# Task brief:
Every record below is to be restated word for word.

# Source material:
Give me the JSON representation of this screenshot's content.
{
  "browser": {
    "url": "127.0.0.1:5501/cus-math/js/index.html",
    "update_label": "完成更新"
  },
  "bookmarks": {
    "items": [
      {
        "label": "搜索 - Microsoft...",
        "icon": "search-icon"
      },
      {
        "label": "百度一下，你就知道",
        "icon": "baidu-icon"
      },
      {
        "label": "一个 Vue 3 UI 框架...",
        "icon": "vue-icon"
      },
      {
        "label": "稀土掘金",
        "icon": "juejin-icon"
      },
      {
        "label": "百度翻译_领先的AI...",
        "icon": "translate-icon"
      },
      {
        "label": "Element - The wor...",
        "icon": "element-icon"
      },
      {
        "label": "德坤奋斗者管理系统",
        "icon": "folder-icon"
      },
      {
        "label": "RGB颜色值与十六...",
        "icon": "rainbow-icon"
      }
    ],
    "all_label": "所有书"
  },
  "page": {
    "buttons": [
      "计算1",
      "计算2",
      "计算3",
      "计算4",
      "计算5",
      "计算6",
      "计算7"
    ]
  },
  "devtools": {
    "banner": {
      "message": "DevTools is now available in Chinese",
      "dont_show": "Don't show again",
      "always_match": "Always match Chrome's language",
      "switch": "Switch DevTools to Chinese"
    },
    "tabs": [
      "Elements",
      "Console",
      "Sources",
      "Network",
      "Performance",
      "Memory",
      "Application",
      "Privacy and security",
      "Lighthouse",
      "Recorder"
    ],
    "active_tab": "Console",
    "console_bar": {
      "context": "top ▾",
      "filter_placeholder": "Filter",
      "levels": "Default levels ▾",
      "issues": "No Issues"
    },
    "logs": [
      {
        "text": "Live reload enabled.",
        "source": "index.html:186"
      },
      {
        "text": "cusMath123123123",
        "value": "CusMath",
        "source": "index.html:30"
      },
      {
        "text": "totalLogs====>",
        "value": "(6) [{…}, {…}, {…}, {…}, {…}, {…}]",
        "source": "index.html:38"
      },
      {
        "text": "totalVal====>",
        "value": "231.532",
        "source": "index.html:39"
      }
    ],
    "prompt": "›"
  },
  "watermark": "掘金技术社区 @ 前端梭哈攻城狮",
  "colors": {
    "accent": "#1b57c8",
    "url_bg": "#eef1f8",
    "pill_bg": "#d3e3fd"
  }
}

# Exercise answer:
Give me the JSON representation of this screenshot's content.
{
  "browser": {
    "url": "127.0.0.1:5501/cus-math/js/index.html",
    "update_label": "完成更新"
  },
  "bookmarks": {
    "items": [
      {
        "label": "搜索 - Microsoft...",
        "icon": "search-icon"
      },
      {
        "label": "百度一下，你就知道",
        "icon": "baidu-icon"
      },
      {
        "label": "一个 Vue 3 UI 框架...",
        "icon": "vue-icon"
      },
      {
        "label": "稀土掘金",
        "icon": "juejin-icon"
      },
      {
        "label": "百度翻译_领先的AI...",
        "icon": "translate-icon"
      },
      {
        "label": "Element - The wor...",
        "icon": "element-icon"
      },
      {
        "label": "德坤奋斗者管理系统",
        "icon": "folder-icon"
      },
      {
        "label": "RGB颜色值与十六...",
        "icon": "rainbow-icon"
      }
    ],
    "all_label": "所有书"
  },
  "page": {
    "buttons": [
      "计算1",
      "计算2",
      "计算3",
      "计算4",
      "计算5",
      "计算6",
      "计算7"
    ]
  },
  "devtools": {
    "banner": {
      "message": "DevTools is now available in Chinese",
      "dont_show": "Don't show again",
      "always_match": "Always match Chrome's language",
      "switch": "Switch DevTools to Chinese"
    },
    "tabs": [
      "Elements",
      "Console",
      "Sources",
      "Network",
      "Performance",
      "Memory",
      "Application",
      "Privacy and security",
      "Lighthouse",
      "Recorder"
    ],
    "active_tab": "Console",
    "console_bar": {
      "context": "top ▾",
      "filter_placeholder": "Filter",
      "levels": "Default levels ▾",
      "issues": "No Issues"
    },
    "logs": [
      {
        "text": "Live reload enabled.",
        "source": "index.html:186"
      },
      {
        "text": "cusMath123123123",
        "value": "CusMath",
        "source": "index.html:30"
      },
      {
        "text": "totalLogs====>",
        "value": "(6) [{…}, {…}, {…}, {…}, {…}, {…}]",
        "source": "index.html:38"
      },
      {
        "text": "totalVal====>",
        "value": "231.532",
        "source": "index.html:39"
      }
    ],
    "prompt": "›"
  },
  "watermark": "掘金技术社区 @ 前端梭哈攻城狮",
  "colors": {
    "accent": "#1b57c8",
    "url_bg": "#eef1f8",
    "pill_bg": "#d3e3fd"
  }
}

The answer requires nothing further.